Would my definitions under Q1 and (most importantly) Q2 be correct for such a set?
• Jul 3rd 2010, 07:35 AM
undefined
Quote:

Originally Posted by theon
Thank you undefined.

My understanding of your point is that the problem with defining sequential order of reals (as stated in my Q1) is that a "smallest difference" is not determinable.

OK. But what if, instead of attempting to include all reals in the definition, we limit it to a set of N discrete elements, where each element is a real number > 0?

Would my definitions under Q1 and (most importantly) Q2 be correct for such a set?

N is a positive integer I suppose? If I'm understanding you correctly, then yes, your definitions work, except that you didn't mention that the set has a least element, for which A(n-1) is not defined.

Ordered sets are usually referred to as tuples. (Ordered pair is another name for 2-tuple, an ordered triple is a 3-tuple, etc.)

Note that since you're given the subset of the reals rather than trying to construct the set, you could use a simpler definition. These following definitions are equivalent:

Let $\displaystyle S \subseteq \mathbb{R}, |S|=N,N\in\mathbb{Z},N>0$. Let the N-tuple $\displaystyle X=(a_1,a_2,\dots,a_N)$ be an ordering of the elements of $\displaystyle \displaystyle S$.

Definition 1: $\displaystyle \displaystyle X$ is in sequential order $\displaystyle \iff \forall i,j\in\{1,\dots,N\}: i < j \iff a_i < a_j$.

Definition 2: $\displaystyle \displaystyle X$ is in sequential order $\displaystyle \iff \forall i,j\in\{1,\dots,N\}: i < j \implies a_i < a_j$.

Definition 3: $\displaystyle \displaystyle X$ is in sequential order $\displaystyle \iff \forall i,j\in\{1,\dots,N\}, i < j:a_i < a_j$.
• Jul 3rd 2010, 09:39 AM
theon
Quote:

Originally Posted by undefined
N is a positive integer I suppose? If I'm understanding you correctly, then yes, your definitions work, except that you didn't mention that the set has a least element, for which A(n-1) is not defined.

Ordered sets are usually referred to as tuples. (Ordered pair is another name for 2-tuple, an ordered triple is a 3-tuple, etc.)

Note that since you're given the subset of the reals rather than trying to construct the set, you could use a simpler definition. These following definitions are equivalent:

Let $\displaystyle S \subseteq \mathbb{R}, |S|=N,N\in\mathbb{Z},N>0$. Let the N-tuple $\displaystyle X=(a_1,a_2,\dots,a_N)$ be an ordering of the elements of $\displaystyle \displaystyle S$.

Definition 1: $\displaystyle \displaystyle X$ is in sequential order $\displaystyle \iff \forall i,j\in\{1,\dots,N\}: i < j \iff a_i < a_j$.

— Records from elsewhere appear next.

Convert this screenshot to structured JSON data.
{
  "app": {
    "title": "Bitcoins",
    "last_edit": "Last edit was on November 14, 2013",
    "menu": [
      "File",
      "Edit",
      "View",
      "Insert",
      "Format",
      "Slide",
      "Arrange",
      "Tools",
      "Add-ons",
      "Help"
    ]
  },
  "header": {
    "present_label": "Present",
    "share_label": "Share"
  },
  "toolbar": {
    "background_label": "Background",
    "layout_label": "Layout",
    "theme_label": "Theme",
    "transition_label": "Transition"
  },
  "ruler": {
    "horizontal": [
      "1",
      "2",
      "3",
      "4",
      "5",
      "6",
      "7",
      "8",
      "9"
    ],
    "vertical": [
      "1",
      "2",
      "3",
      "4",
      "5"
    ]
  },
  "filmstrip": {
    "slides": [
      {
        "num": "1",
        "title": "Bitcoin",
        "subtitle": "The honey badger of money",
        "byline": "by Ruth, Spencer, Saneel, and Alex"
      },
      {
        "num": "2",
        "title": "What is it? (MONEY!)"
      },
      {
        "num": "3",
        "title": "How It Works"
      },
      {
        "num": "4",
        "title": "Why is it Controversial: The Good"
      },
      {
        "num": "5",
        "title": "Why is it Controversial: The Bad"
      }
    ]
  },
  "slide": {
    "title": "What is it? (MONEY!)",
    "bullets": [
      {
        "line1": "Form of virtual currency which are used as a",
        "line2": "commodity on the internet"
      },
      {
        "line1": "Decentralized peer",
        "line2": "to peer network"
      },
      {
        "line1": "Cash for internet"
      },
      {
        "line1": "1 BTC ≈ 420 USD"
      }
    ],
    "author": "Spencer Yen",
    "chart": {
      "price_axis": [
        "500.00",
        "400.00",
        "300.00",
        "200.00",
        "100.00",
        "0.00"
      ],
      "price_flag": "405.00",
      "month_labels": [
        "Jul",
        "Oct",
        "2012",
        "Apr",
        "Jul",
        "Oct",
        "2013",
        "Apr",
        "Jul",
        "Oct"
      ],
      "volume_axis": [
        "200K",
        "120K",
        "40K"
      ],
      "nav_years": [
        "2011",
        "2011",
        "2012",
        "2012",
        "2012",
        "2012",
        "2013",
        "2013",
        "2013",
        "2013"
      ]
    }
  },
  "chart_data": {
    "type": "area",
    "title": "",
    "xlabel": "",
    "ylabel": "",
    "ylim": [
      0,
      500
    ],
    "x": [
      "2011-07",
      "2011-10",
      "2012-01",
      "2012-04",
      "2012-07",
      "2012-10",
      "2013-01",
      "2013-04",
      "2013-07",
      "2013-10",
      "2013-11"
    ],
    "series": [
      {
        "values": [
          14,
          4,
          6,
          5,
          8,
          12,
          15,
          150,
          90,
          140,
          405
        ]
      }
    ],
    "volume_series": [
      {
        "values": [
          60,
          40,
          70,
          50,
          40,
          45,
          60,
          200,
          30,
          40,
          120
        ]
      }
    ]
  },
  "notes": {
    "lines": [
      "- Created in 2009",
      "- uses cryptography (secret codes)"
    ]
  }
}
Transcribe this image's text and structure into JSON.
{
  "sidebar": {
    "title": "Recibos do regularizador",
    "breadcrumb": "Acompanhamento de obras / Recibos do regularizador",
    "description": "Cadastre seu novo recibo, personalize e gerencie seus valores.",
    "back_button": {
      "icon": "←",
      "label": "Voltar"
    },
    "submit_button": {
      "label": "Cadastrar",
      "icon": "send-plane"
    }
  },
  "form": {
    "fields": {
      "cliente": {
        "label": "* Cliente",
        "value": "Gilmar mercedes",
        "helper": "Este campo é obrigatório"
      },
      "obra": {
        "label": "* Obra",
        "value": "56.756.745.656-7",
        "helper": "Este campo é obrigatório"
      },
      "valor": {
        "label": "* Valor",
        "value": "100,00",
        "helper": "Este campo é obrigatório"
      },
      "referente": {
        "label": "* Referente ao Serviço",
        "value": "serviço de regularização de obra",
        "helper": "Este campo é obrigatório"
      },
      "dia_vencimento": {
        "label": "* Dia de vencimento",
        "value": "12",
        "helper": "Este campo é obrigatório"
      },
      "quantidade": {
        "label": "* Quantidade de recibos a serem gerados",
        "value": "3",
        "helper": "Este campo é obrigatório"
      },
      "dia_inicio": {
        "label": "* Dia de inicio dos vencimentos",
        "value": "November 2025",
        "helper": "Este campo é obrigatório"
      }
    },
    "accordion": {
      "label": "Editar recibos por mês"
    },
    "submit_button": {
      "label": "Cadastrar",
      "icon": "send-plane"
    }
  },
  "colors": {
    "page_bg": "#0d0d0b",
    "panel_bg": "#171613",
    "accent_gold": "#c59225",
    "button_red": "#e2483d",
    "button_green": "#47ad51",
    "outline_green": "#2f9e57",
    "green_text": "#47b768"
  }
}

Definition 2: $\displaystyle \displaystyle X$ is in sequential order $\displaystyle \iff \forall i,j\in\{1,\dots,N\}: i < j \implies a_i < a_j$.

Definition 3: $\displaystyle \displaystyle X$ is in sequential order $\displaystyle \iff \forall i,j\in\{1,\dots,N\}, i < j:a_i < a_j$.

Excellent! This addresses my query perfectly.

To answer your two questions: Yes, N is a positive integer. And A(n-1) is any arbitrary real.

Best regards